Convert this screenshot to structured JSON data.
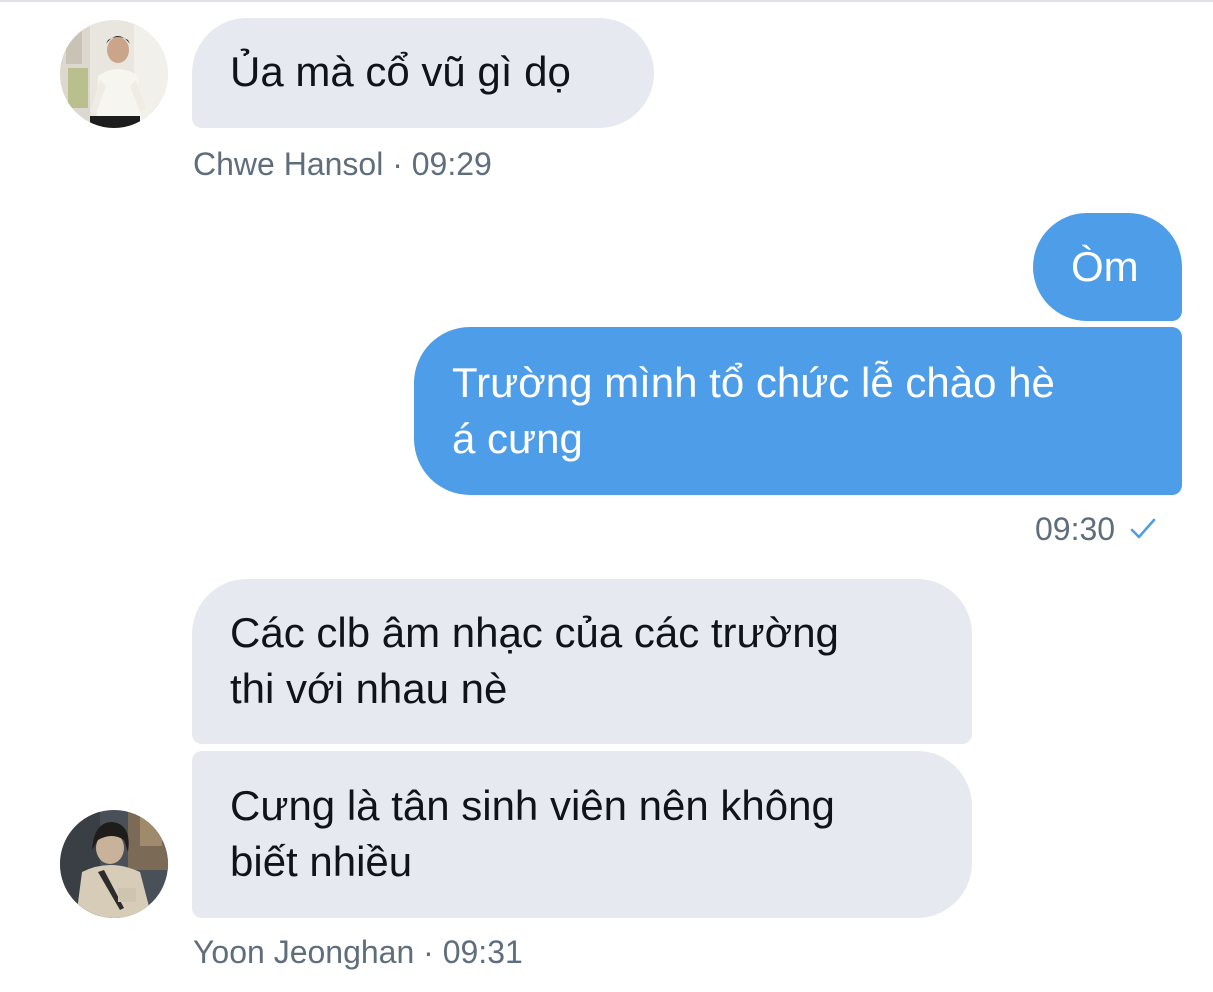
{
  "colors": {
    "incoming_bubble": "#e6e9ef",
    "outgoing_bubble": "#4e9de9",
    "meta_text": "#5f6e7d",
    "check": "#4e9de9"
  },
  "messages": {
    "m1": {
      "text": "Ủa mà cổ vũ gì dọ",
      "sender": "Chwe Hansol",
      "sep": "·",
      "time": "09:29"
    },
    "m2": {
      "text": "Òm"
    },
    "m3": {
      "line1": "Trường mình tổ chức lễ chào hè",
      "line2": "á cưng",
      "time": "09:30",
      "status_icon": "check-icon"
    },
    "m4": {
      "line1": "Các clb âm nhạc của các trường",
      "line2": "thi với nhau nè"
    },
    "m5": {
      "line1": "Cưng là tân sinh viên nên không",
      "line2": "biết nhiều",
      "sender": "Yoon Jeonghan",
      "sep": "·",
      "time": "09:31"
    }
  }
}
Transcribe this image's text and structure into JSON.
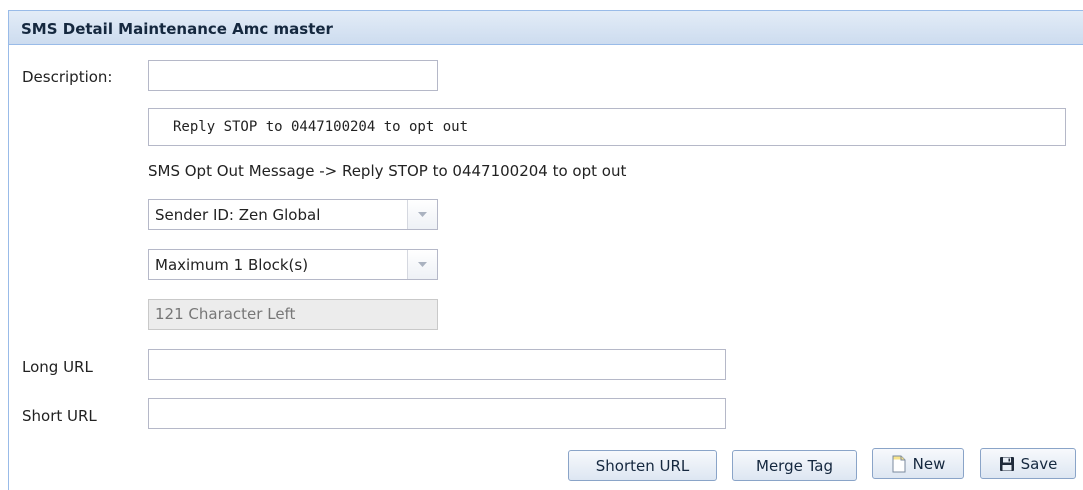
{
  "panel": {
    "title": "SMS Detail Maintenance Amc master"
  },
  "form": {
    "description_label": "Description:",
    "description_value": "",
    "opt_out_value": "Reply STOP to 0447100204 to opt out",
    "opt_out_message": "SMS Opt Out Message -> Reply STOP to 0447100204 to opt out",
    "sender_id": "Sender ID: Zen Global",
    "max_blocks": "Maximum 1 Block(s)",
    "chars_left": "121 Character Left",
    "long_url_label": "Long URL",
    "long_url_value": "",
    "short_url_label": "Short URL",
    "short_url_value": ""
  },
  "toolbar": {
    "shorten_url": "Shorten URL",
    "merge_tag": "Merge Tag",
    "new": "New",
    "save": "Save"
  },
  "icons": {
    "combo_trigger": "chevron-down-icon",
    "new": "new-document-icon",
    "save": "floppy-disk-icon"
  }
}
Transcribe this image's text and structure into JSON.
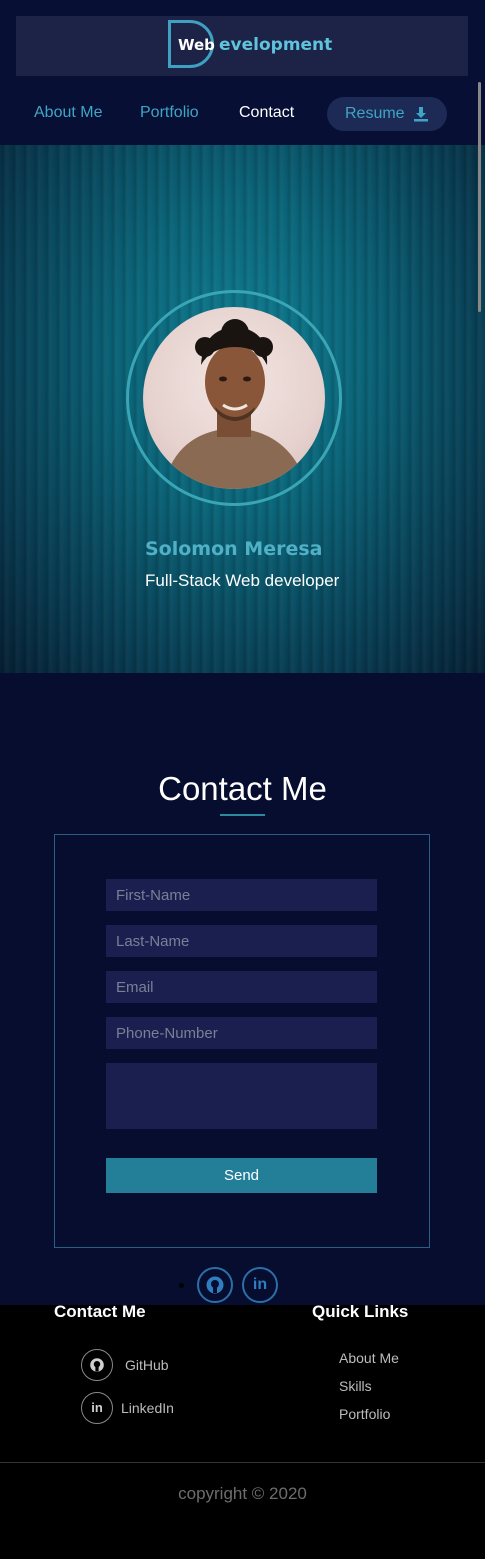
{
  "logo": {
    "web": "Web",
    "rest": "evelopment"
  },
  "nav": {
    "about": "About Me",
    "portfolio": "Portfolio",
    "contact": "Contact",
    "resume": "Resume"
  },
  "hero": {
    "name": "Solomon Meresa",
    "role": "Full-Stack Web developer"
  },
  "contact": {
    "title": "Contact Me",
    "placeholders": {
      "first": "First-Name",
      "last": "Last-Name",
      "email": "Email",
      "phone": "Phone-Number"
    },
    "send": "Send"
  },
  "social": {
    "github": "⊙",
    "linkedin": "in"
  },
  "footer": {
    "contact_heading": "Contact Me",
    "quick_heading": "Quick Links",
    "github": "GitHub",
    "linkedin": "LinkedIn",
    "github_icon": "⊙",
    "linkedin_icon": "in",
    "links": [
      "About Me",
      "Skills",
      "Portfolio"
    ],
    "copyright": "copyright © 2020"
  },
  "colors": {
    "accent": "#3fa5c5",
    "navy": "#060d2e",
    "button": "#237e98"
  }
}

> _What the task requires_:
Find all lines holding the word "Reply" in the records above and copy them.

> _Answer area_:
    "opt_out_value": "Reply STOP to 0447100204 to opt out",
    "opt_out_message": "SMS Opt Out Message -> Reply STOP to 0447100204 to opt out",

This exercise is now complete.